Health Canada also has authorized the vaccine manufactured by the Serum Institute, which has partnered with AstraZeneca to make that company’s COVID-19 product at its facilities in India.
The Serum Institute, which is working with Mississauga, Ont.-based Verity Pharmaceuticals, will send 500,000 doses of its vaccine “within weeks,” Prime Minister Justin Trudeau said. He added that 1.5 million doses from Serum will arrive in “the coming months.”
With these new doses coming from Serum, Canada now stands to receive about 6.5 million doses of the AstraZeneca, Moderna and Pfizer vaccines by the end of March. That’s enough to fully vaccinate just over 3.2 million people.
“This is very encouraging news. It means more people vaccinated, and sooner. Because for AstraZeneca, just like we were for Pfizer and Moderna, we are ready to get doses rolling,” Trudeau said.
“Vaccines will keep arriving faster and faster as we head into the spring.”
Some countries — such as France — have restricted the AstraZeneca vaccine to people under the age of 65, even though the World Health Organization insists the product is safe and effective for all age groups. Health Canada said it has no immediate safety concerns for those 65 and older.
The regulator said the clinical trial results “were too limited to allow a reliable estimate of vaccine efficacy in individuals 65 years of age and older,” but the department was comfortable with approving the shot because of “post-market experience in regions where the vaccine has already been deployed.”
Speaking at a technical briefing today, Dr. Supriya Sharma, Health Canada’s chief medical adviser, conceded there was limited clinical trial data about the efficacy of the shot in people over the age of 65 but said regulators approved it because of “promising evidence from real-world use of the vaccine.”
Other countries — notably Australia, the European Union and the United Kingdom — have authorized AstraZeneca already for use in their jurisdictions.

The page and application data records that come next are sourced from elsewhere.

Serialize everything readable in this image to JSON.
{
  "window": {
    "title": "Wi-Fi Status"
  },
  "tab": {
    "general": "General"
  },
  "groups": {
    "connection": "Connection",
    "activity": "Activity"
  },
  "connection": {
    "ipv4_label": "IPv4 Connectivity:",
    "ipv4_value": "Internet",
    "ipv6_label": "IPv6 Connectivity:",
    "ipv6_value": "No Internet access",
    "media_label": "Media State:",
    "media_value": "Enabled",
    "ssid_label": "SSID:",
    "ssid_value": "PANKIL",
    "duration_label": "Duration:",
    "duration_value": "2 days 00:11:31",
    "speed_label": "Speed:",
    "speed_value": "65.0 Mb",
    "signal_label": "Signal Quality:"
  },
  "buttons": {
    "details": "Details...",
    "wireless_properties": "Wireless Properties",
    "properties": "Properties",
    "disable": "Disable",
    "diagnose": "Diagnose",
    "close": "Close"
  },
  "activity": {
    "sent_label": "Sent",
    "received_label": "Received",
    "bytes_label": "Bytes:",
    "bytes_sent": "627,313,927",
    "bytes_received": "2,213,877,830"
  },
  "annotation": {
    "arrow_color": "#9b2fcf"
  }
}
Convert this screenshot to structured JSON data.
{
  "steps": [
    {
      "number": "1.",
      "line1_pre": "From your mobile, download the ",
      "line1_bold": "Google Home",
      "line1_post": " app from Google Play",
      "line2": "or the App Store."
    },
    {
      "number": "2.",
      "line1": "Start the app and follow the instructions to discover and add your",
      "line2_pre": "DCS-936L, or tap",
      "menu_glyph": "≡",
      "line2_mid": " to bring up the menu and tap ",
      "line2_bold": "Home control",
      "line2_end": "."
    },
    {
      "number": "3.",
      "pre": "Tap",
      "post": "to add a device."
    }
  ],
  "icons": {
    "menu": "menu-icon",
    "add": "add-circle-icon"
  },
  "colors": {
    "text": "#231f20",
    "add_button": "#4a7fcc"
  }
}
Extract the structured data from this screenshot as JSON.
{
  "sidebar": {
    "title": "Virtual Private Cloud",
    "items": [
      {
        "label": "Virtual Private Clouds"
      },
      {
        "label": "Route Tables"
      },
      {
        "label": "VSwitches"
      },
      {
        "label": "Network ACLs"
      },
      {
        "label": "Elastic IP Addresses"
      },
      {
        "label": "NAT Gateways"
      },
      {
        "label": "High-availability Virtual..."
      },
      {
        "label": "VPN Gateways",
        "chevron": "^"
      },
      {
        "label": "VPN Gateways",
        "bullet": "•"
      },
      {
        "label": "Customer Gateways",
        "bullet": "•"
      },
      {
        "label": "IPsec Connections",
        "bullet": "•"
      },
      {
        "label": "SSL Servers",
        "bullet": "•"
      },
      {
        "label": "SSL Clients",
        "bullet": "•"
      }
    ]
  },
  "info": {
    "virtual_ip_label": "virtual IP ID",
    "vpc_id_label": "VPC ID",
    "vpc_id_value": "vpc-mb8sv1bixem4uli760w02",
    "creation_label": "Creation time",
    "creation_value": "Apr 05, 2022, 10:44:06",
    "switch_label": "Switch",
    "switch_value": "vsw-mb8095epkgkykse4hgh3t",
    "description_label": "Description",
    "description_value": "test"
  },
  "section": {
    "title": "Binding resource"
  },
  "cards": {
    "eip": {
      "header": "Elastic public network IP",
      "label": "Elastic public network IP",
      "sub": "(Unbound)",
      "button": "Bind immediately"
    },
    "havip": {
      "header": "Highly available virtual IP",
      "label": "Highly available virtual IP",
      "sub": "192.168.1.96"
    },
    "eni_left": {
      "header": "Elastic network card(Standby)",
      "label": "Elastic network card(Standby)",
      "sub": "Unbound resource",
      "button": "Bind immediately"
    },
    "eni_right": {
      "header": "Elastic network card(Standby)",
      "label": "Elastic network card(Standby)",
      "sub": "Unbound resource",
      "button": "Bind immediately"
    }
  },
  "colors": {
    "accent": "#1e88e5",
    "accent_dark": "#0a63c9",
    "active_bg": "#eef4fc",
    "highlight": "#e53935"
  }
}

In a study of vaccine efficacy in Scotland — where both the AstraZeneca and Pfizer products have been in widespread use for weeks — researchers found the AstraZeneca product reduced the risk of COVID-19 hospital admissions by roughly 94 per cent, 28 to 34 days after the first shot. The researchers also warned that the study sample was quite small.
And while the AstraZeneca product was found to be less effective than the Pfizer and Moderna shots already approved, Sharma said there’s no doubt that a dose of this vaccine is better than no dose at all.
While there are risks associated with any vaccine, Sharma said, the benefits of getting an AstraZeneca shot “outweigh their potential risks.”
Sharma said it will be up to the National Advisory Committee on Immunization (NACI) to decide which groups should get each type of vaccine.
She also cautioned Canadians against comparing efficacy rates of the various vaccine products, saying that in the areas that matter most — preventing serious illness, reducing hospitalizations and curbing the number of deaths — “all these vaccines are good.”
“If you look across all the clinical trials of the tens of thousands of people who were involved, the number of cases of people who died from COVID-19 that got vaccines was zero,” Sharma said.
“The number of people that were hospitalized because their COVID-19 disease was so severe was zero. The number of people that died because of an adverse event or effect of the vaccine was zero.”
Health Canada is recommending that the second dose of the AstraZeneca product be administered four to 12 weeks after the first, but Sharma said there is early evidence suggesting it’s best to wait the full 12 weeks to deploy the second shot.
“With an increased interval, the efficacy might be much higher,” she said.
The product was approved in Australia, for example, but regulators there recommended a three-month wait between shots.
Regulator still reviewing 2 other vaccine candidates
Health Canada is still reviewing two other vaccine candidates: one from Johnson & Johnson and another from Novavax.
The U.S. Food and Drug Administration’s vaccines advisory committee will meet today to review the clinical trial data for the Johnson & Johnson vaccine. A final U.S. decision on issuing emergency use authorization (EUA) could come as early as this weekend.
Canada has ordered 10 million doses from Johnson & Johnson with options for up to 28 million more, if necessary. Most of those shots are expected to arrive by the end of September.
While Health Canada regulators are aiming to make a decision on this product on a timeline similar to that of the FDA, Sharma said the department is still collecting some data from the manufacturer and a final decision is not expected this weekend.